A Custom Leather Girth
A long shaped girth with wide, super soft leather lined padding and space for elbows. The outer shell being stiff, gives a wide supportive area with no stretch. A girth like this will last for decades if cared for appropriately.
An old girth popular in the 1970’s which today, still has plenty of life left. A single wide cotton band which takes the horses shape well With no stretch and good bearing surface this is another comfortable, horse friendly girth. These are best hand washed in warm water and scrubbed with a nailbrush. The girth shown does not have the modern roller buckles but they could easily be changed by a saddler.
Now we’ll look at some of the worst offenders for horse comfort. You can see from the inset picture that even when draped across the gate these girths cannot distribute pressure equally across their width. Factors that cause this include parallel stitched lines, padded center panels and central buckles as commonly fitted on humane girths.
Padded Cotton Girth

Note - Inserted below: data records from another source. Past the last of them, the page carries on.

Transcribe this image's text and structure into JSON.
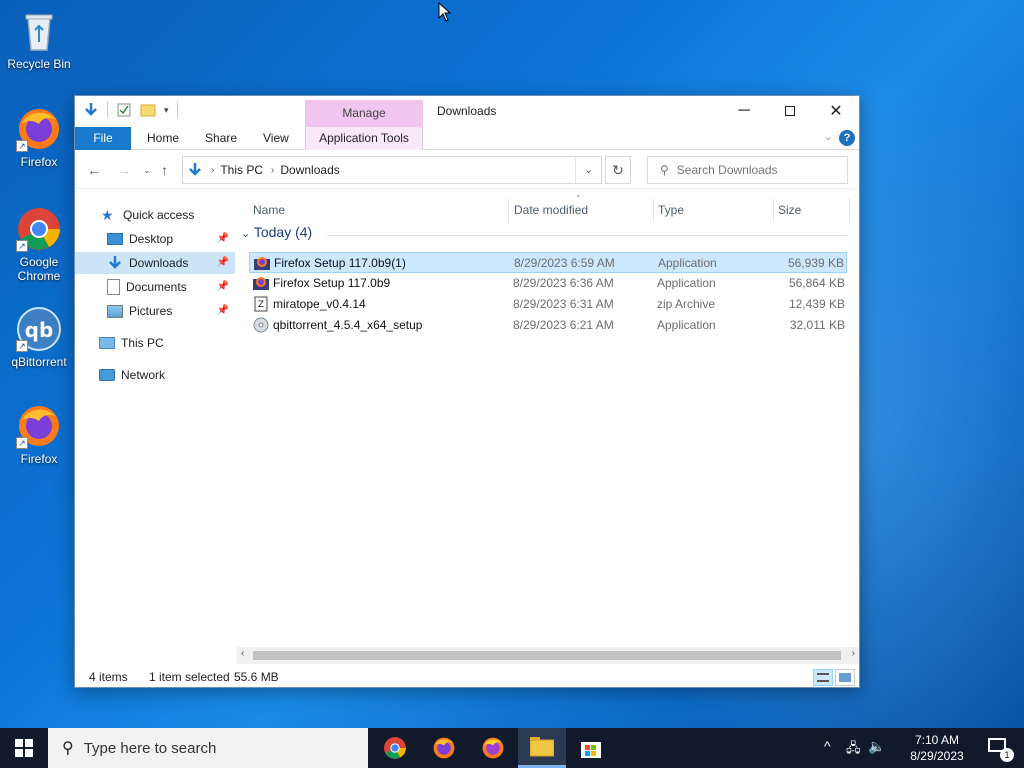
{
  "desktop": {
    "icons": [
      {
        "label": "Recycle Bin"
      },
      {
        "label": "Firefox"
      },
      {
        "label": "Google Chrome"
      },
      {
        "label": "qBittorrent"
      },
      {
        "label": "Firefox"
      }
    ]
  },
  "window": {
    "title": "Downloads",
    "manage_tab": "Manage",
    "ribbon_tabs": {
      "file": "File",
      "home": "Home",
      "share": "Share",
      "view": "View",
      "app_tools": "Application Tools"
    },
    "breadcrumb": {
      "root": "This PC",
      "current": "Downloads"
    },
    "search_placeholder": "Search Downloads",
    "nav": {
      "quick_access": "Quick access",
      "desktop": "Desktop",
      "downloads": "Downloads",
      "documents": "Documents",
      "pictures": "Pictures",
      "this_pc": "This PC",
      "network": "Network"
    },
    "columns": {
      "name": "Name",
      "date": "Date modified",
      "type": "Type",
      "size": "Size"
    },
    "group": "Today (4)",
    "files": [
      {
        "name": "Firefox Setup 117.0b9(1)",
        "date": "8/29/2023 6:59 AM",
        "type": "Application",
        "size": "56,939 KB",
        "icon": "firefox-installer-icon",
        "selected": true
      },
      {
        "name": "Firefox Setup 117.0b9",
        "date": "8/29/2023 6:36 AM",
        "type": "Application",
        "size": "56,864 KB",
        "icon": "firefox-installer-icon",
        "selected": false
      },
      {
        "name": "miratope_v0.4.14",
        "date": "8/29/2023 6:31 AM",
        "type": "zip Archive",
        "size": "12,439 KB",
        "icon": "zip-archive-icon",
        "selected": false
      },
      {
        "name": "qbittorrent_4.5.4_x64_setup",
        "date": "8/29/2023 6:21 AM",
        "type": "Application",
        "size": "32,011 KB",
        "icon": "setup-disc-icon",
        "selected": false
      }
    ],
    "status": {
      "count": "4 items",
      "selection": "1 item selected",
      "size": "55.6 MB"
    }
  },
  "taskbar": {
    "search_placeholder": "Type here to search",
    "time": "7:10 AM",
    "date": "8/29/2023",
    "notification_count": "1"
  },
  "colors": {
    "accent": "#1979ca",
    "selection": "#cce8ff",
    "manage": "#f0c6f0"
  }
}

These have always been a popular girth, and indeed, still are. Possibly because they are a cheaper girth which feels soft to touch and are available in a variety of colours. However, this style of girth collapse in the middle and where the pressure is greatest at the bottom of the ribcage, only offer a very narrow area of support.
Another Girth of Similar Design
An attempt has been made to keep the girth shape by the addition of two outer nylon tapes, however, as you can see, it still fails to give a constant bearing surface. And in fact, would have been better off without the tapes. Whist these are old girths, there are many still on the market today with the same design and material.
A long girth made from a tough, long lasting nylon. The material used on this girth is also used on other girth designs. This material is it’s biggest problem. Because of the parallel stitching along its length, it causes the girth to completely collapse when tight. Another point worth making with the humane style girths is that the buckles on each end are joined by a single nylon strap. If the stitching were to fail, there would be no fixed buckle on that side of the girth. Not a good situation to be in!
A long, shaped girth made from anti-chaff material, well bound edges and a good bearing surface. What lets this girth down is the single sided elastic inserts. This girth style ranks amongst the highest of girthing sins. So with this girth, the elastic is only double thickness giving a lot of stretch and very little resistance to saddle movement. This causes the saddle to tip away from the elastic insert end. As this only happens on one side, the resultant movement will make the horse very sore in his withers and often atrophy can be seen on the opposite side to that of the elastic insert. So why not just change the girth around from time to time? Well, that would make your horse sore on both sides….
Other points worth remembering
When fitting a dressage girth…
– Choose the material most suitable for the job it has to do. For example, a treeless saddle will be far more stable when used with a neoprene girth.
– Use the longest girth possible. This will keep the buckles and buckle surround up away from the elbows when they move. Also, it will minimise the area of skin or hair which could get trapped between the girth straps. The girth shown here is too short.
Checking your girth tension…
– When checking the tension of the girth mounted, it is commonplace to lean forward and slip a hand under the girth just below the saddle flap. But, when you lean forwards, all of the weight goes into the front of the saddle which pushes down into the muscles either side of the wither making the girth appear slacker than when you are sitting upright in the middle of the saddle. It is better to lift a leg forward and feel how much slack there is on the girth buckle. Also, the tightest point of the girth is where we can’t check when mounted. This is underneath on the horse’s sternum. In an ideal world, someone on the ground would check the girth so they could feel down the sides and around the bottom.